Start of INPUT

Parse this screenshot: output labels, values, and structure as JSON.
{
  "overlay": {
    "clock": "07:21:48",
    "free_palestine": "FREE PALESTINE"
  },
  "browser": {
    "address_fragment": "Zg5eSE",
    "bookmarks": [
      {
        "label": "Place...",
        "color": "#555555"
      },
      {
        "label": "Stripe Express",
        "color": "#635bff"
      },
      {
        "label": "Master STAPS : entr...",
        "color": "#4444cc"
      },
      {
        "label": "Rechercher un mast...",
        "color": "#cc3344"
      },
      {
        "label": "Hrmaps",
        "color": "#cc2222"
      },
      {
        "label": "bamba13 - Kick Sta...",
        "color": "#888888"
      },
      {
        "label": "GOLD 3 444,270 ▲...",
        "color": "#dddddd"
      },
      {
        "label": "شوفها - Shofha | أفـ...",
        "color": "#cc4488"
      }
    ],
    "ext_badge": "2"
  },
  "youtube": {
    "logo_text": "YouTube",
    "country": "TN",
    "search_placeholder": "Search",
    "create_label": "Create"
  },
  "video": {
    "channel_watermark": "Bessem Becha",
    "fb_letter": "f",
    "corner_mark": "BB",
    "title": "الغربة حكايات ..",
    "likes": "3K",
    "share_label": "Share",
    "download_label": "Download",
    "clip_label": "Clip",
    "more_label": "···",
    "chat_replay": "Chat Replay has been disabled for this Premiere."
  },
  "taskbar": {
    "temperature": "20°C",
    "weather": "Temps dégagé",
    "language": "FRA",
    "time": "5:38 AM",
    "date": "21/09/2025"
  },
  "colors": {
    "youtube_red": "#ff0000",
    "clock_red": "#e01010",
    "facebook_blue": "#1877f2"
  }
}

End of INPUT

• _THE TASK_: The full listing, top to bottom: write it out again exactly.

• _TASK RESPONSE_:
Parse this screenshot: output labels, values, and structure as JSON.
{
  "overlay": {
    "clock": "07:21:48",
    "free_palestine": "FREE PALESTINE"
  },
  "browser": {
    "address_fragment": "Zg5eSE",
    "bookmarks": [
      {
        "label": "Place...",
        "color": "#555555"
      },
      {
        "label": "Stripe Express",
        "color": "#635bff"
      },
      {
        "label": "Master STAPS : entr...",
        "color": "#4444cc"
      },
      {
        "label": "Rechercher un mast...",
        "color": "#cc3344"
      },
      {
        "label": "Hrmaps",
        "color": "#cc2222"
      },
      {
        "label": "bamba13 - Kick Sta...",
        "color": "#888888"
      },
      {
        "label": "GOLD 3 444,270 ▲...",
        "color": "#dddddd"
      },
      {
        "label": "شوفها - Shofha | أفـ...",
        "color": "#cc4488"
      }
    ],
    "ext_badge": "2"
  },
  "youtube": {
    "logo_text": "YouTube",
    "country": "TN",
    "search_placeholder": "Search",
    "create_label": "Create"
  },
  "video": {
    "channel_watermark": "Bessem Becha",
    "fb_letter": "f",
    "corner_mark": "BB",
    "title": "الغربة حكايات ..",
    "likes": "3K",
    "share_label": "Share",
    "download_label": "Download",
    "clip_label": "Clip",
    "more_label": "···",
    "chat_replay": "Chat Replay has been disabled for this Premiere."
  },
  "taskbar": {
    "temperature": "20°C",
    "weather": "Temps dégagé",
    "language": "FRA",
    "time": "5:38 AM",
    "date": "21/09/2025"
  },
  "colors": {
    "youtube_red": "#ff0000",
    "clock_red": "#e01010",
    "facebook_blue": "#1877f2"
  }
}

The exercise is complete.